#### Provided information

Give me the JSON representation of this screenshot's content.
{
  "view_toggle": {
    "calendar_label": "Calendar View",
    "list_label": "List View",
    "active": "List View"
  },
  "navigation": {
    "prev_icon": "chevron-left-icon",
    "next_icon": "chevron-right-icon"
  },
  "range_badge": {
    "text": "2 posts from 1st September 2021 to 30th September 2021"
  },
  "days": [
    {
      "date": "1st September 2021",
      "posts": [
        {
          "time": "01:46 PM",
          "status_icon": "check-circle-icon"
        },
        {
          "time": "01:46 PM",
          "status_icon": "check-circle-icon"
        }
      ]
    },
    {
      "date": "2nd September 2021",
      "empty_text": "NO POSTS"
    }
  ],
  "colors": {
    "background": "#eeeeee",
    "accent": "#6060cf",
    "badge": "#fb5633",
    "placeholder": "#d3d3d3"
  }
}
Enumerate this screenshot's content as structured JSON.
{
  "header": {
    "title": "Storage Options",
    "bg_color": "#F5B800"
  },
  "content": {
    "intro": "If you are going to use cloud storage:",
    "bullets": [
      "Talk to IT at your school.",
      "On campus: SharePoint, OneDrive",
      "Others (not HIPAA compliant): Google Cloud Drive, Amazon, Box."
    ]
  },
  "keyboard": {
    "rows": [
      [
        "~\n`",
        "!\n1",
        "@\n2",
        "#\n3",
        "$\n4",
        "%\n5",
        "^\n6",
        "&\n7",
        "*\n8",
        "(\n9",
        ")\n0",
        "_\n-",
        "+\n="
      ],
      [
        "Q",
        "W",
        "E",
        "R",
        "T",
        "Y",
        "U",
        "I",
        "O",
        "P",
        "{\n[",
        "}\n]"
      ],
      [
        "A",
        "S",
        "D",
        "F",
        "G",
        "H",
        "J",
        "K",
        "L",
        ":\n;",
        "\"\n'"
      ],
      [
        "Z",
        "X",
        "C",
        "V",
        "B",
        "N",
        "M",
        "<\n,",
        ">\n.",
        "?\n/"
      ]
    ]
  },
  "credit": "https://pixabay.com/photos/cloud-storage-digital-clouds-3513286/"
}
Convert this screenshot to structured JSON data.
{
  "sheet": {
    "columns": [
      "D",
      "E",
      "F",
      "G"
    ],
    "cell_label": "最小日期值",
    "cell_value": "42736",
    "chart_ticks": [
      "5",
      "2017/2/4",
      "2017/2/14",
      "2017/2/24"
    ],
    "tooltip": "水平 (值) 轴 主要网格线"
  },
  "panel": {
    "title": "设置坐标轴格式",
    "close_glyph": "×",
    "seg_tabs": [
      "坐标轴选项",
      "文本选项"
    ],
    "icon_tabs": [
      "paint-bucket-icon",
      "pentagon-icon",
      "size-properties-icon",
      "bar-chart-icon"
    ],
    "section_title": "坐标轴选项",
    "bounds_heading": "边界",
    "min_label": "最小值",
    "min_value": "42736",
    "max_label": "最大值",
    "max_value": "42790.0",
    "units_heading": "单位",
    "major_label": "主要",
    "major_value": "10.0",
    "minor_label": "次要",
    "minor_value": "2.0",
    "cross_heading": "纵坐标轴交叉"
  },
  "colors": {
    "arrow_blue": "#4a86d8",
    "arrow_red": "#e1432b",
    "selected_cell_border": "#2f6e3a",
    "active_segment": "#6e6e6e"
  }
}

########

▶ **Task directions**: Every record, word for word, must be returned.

▶ **Answer to the problem**:
Give me the JSON representation of this screenshot's content.
{
  "view_toggle": {
    "calendar_label": "Calendar View",
    "list_label": "List View",
    "active": "List View"
  },
  "navigation": {
    "prev_icon": "chevron-left-icon",
    "next_icon": "chevron-right-icon"
  },
  "range_badge": {
    "text": "2 posts from 1st September 2021 to 30th September 2021"
  },
  "days": [
    {
      "date": "1st September 2021",
      "posts": [
        {
          "time": "01:46 PM",
          "status_icon": "check-circle-icon"
        },
        {
          "time": "01:46 PM",
          "status_icon": "check-circle-icon"
        }
      ]
    },
    {
      "date": "2nd September 2021",
      "empty_text": "NO POSTS"
    }
  ],
  "colors": {
    "background": "#eeeeee",
    "accent": "#6060cf",
    "badge": "#fb5633",
    "placeholder": "#d3d3d3"
  }
}
Enumerate this screenshot's content as structured JSON.
{
  "header": {
    "title": "Storage Options",
    "bg_color": "#F5B800"
  },
  "content": {
    "intro": "If you are going to use cloud storage:",
    "bullets": [
      "Talk to IT at your school.",
      "On campus: SharePoint, OneDrive",
      "Others (not HIPAA compliant): Google Cloud Drive, Amazon, Box."
    ]
  },
  "keyboard": {
    "rows": [
      [
        "~\n`",
        "!\n1",
        "@\n2",
        "#\n3",
        "$\n4",
        "%\n5",
        "^\n6",
        "&\n7",
        "*\n8",
        "(\n9",
        ")\n0",
        "_\n-",
        "+\n="
      ],
      [
        "Q",
        "W",
        "E",
        "R",
        "T",
        "Y",
        "U",
        "I",
        "O",
        "P",
        "{\n[",
        "}\n]"
      ],
      [
        "A",
        "S",
        "D",
        "F",
        "G",
        "H",
        "J",
        "K",
        "L",
        ":\n;",
        "\"\n'"
      ],
      [
        "Z",
        "X",
        "C",
        "V",
        "B",
        "N",
        "M",
        "<\n,",
        ">\n.",
        "?\n/"
      ]
    ]
  },
  "credit": "https://pixabay.com/photos/cloud-storage-digital-clouds-3513286/"
}
Convert this screenshot to structured JSON data.
{
  "sheet": {
    "columns": [
      "D",
      "E",
      "F",
      "G"
    ],
    "cell_label": "最小日期值",
    "cell_value": "42736",
    "chart_ticks": [
      "5",
      "2017/2/4",
      "2017/2/14",
      "2017/2/24"
    ],
    "tooltip": "水平 (值) 轴 主要网格线"
  },
  "panel": {
    "title": "设置坐标轴格式",
    "close_glyph": "×",
    "seg_tabs": [
      "坐标轴选项",
      "文本选项"
    ],
    "icon_tabs": [
      "paint-bucket-icon",
      "pentagon-icon",
      "size-properties-icon",
      "bar-chart-icon"
    ],
    "section_title": "坐标轴选项",
    "bounds_heading": "边界",
    "min_label": "最小值",
    "min_value": "42736",
    "max_label": "最大值",
    "max_value": "42790.0",
    "units_heading": "单位",
    "major_label": "主要",
    "major_value": "10.0",
    "minor_label": "次要",
    "minor_value": "2.0",
    "cross_heading": "纵坐标轴交叉"
  },
  "colors": {
    "arrow_blue": "#4a86d8",
    "arrow_red": "#e1432b",
    "selected_cell_border": "#2f6e3a",
    "active_segment": "#6e6e6e"
  }
}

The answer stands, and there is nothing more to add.